**What you should do**
All lines in the entries below that hold "hello" make up the answer.

━━━ Study material

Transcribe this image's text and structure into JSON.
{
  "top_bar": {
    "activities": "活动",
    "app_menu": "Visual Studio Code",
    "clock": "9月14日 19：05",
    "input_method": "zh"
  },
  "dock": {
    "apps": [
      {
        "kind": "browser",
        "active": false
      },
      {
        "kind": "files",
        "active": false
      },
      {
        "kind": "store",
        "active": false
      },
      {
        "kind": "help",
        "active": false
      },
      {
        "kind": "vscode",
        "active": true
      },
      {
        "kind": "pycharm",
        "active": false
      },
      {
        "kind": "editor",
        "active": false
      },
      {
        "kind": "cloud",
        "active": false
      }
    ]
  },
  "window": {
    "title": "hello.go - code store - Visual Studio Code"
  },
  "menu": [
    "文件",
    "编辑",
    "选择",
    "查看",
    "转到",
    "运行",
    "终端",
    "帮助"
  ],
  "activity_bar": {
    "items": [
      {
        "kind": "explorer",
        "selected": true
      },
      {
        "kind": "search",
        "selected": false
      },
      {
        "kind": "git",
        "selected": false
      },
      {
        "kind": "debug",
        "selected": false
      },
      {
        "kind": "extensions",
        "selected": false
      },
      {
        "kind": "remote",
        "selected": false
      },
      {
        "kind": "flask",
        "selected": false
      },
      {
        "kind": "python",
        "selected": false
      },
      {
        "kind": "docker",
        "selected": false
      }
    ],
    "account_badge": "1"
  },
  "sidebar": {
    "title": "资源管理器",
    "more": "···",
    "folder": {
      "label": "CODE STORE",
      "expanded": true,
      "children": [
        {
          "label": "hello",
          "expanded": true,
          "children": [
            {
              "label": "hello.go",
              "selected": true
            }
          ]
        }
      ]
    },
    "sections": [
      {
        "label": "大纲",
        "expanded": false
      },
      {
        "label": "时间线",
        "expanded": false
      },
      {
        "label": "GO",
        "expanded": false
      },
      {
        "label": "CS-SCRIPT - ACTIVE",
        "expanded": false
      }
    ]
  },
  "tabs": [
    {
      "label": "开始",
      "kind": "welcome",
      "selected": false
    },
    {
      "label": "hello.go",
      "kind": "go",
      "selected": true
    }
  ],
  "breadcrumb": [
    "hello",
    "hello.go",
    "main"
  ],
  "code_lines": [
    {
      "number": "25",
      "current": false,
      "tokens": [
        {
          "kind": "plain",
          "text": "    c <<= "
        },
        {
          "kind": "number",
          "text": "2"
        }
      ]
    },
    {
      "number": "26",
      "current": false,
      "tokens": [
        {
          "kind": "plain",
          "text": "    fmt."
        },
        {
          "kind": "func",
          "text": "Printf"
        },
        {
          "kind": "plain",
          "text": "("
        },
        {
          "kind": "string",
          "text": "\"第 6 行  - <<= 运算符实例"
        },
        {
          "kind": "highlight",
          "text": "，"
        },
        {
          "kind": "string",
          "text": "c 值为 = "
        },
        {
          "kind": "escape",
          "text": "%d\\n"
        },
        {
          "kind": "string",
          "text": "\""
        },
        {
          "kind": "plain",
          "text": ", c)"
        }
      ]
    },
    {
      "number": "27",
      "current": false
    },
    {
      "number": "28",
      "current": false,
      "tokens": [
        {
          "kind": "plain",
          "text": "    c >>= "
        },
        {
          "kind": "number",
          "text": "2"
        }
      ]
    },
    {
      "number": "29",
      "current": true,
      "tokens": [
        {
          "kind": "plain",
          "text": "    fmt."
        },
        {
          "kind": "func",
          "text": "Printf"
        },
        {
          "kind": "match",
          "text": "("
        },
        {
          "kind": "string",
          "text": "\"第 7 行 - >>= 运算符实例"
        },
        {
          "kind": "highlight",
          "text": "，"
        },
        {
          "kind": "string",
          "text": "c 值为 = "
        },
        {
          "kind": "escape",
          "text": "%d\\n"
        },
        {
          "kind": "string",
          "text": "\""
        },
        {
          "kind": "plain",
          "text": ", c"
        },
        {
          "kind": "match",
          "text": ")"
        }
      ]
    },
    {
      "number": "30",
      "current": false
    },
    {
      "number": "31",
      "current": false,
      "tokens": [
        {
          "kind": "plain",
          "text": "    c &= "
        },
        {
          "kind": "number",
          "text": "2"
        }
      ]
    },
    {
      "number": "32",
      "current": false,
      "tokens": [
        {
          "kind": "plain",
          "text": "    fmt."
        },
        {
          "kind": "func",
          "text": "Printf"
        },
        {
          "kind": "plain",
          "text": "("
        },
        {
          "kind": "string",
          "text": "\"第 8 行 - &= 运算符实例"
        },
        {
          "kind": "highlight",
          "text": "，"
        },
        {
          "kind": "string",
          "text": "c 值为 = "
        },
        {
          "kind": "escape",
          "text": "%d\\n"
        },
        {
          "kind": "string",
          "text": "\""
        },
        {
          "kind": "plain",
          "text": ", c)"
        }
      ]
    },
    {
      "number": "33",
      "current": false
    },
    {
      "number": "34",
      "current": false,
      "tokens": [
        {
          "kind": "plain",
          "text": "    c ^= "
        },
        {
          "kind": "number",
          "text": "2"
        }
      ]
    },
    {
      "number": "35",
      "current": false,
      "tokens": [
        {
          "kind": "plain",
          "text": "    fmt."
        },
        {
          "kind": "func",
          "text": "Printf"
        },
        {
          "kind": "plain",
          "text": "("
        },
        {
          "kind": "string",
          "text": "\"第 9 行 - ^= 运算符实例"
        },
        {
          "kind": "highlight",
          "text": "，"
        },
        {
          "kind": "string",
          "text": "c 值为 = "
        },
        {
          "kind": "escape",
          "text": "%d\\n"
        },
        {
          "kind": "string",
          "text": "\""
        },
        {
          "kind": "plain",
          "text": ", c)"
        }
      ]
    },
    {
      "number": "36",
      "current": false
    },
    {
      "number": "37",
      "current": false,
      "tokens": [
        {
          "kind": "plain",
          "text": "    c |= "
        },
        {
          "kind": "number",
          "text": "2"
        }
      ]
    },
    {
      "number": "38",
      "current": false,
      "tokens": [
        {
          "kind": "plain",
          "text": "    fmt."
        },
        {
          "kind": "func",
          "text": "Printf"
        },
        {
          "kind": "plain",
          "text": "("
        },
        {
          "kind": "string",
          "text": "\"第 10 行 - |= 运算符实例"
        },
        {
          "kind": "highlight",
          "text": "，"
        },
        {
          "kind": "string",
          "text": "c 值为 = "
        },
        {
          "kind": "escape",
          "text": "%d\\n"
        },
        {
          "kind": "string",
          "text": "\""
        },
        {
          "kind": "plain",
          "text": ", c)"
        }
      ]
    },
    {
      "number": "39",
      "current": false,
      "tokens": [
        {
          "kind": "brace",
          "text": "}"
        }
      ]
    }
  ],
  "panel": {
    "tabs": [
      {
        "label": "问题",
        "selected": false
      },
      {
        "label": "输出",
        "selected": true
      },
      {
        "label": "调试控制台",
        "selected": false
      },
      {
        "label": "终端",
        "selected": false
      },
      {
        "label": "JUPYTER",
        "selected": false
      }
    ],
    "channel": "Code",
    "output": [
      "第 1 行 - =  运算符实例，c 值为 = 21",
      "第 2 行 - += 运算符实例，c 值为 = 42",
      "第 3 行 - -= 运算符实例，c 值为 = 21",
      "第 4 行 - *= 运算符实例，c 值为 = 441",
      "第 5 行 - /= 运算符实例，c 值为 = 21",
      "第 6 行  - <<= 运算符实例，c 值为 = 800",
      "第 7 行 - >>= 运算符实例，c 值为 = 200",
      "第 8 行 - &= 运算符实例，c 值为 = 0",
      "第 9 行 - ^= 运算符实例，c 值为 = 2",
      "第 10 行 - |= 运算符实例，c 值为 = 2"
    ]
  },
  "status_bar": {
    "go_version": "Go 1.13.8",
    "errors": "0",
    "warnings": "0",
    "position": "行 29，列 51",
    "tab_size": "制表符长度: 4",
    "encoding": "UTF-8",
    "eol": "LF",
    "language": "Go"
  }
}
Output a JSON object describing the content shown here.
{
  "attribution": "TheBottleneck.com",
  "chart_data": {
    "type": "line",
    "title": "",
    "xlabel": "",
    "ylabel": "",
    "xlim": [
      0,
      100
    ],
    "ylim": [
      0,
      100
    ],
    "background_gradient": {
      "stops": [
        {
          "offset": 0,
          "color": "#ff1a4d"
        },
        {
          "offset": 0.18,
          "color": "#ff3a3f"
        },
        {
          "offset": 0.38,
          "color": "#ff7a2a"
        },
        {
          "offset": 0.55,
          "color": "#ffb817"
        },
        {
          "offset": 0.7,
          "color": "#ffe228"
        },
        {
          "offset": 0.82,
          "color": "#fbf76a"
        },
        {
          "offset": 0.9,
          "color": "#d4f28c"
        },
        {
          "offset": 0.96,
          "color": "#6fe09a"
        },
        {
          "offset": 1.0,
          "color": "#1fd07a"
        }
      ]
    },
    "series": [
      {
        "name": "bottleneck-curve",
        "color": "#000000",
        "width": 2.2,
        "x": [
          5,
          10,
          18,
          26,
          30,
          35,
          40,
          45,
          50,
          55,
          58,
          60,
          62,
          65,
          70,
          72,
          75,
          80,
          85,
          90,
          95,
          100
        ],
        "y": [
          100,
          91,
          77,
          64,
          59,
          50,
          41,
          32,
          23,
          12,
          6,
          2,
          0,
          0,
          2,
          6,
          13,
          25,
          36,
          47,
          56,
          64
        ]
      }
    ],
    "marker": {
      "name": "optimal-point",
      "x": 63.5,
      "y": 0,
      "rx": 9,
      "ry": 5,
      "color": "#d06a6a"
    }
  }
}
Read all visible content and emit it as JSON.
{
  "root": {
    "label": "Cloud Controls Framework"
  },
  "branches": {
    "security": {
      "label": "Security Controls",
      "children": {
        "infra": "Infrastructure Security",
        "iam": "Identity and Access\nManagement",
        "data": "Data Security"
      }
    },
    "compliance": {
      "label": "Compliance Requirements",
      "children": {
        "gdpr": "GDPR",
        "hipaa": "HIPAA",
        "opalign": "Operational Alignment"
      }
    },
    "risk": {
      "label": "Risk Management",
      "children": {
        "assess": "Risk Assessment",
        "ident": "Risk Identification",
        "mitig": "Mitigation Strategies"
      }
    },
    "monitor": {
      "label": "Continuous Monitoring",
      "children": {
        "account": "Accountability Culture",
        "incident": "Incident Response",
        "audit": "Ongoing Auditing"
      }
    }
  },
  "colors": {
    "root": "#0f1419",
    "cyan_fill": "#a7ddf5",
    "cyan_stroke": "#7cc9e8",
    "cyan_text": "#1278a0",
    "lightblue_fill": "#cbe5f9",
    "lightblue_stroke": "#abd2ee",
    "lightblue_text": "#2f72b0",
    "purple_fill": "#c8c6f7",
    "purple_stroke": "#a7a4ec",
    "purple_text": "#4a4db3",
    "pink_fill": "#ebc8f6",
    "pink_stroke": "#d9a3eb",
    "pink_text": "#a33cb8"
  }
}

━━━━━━

**Completed exercise**
    "title": "hello.go - code store - Visual Studio Code"
          "label": "hello",
              "label": "hello.go",
      "label": "hello.go",
    "hello",
    "hello.go",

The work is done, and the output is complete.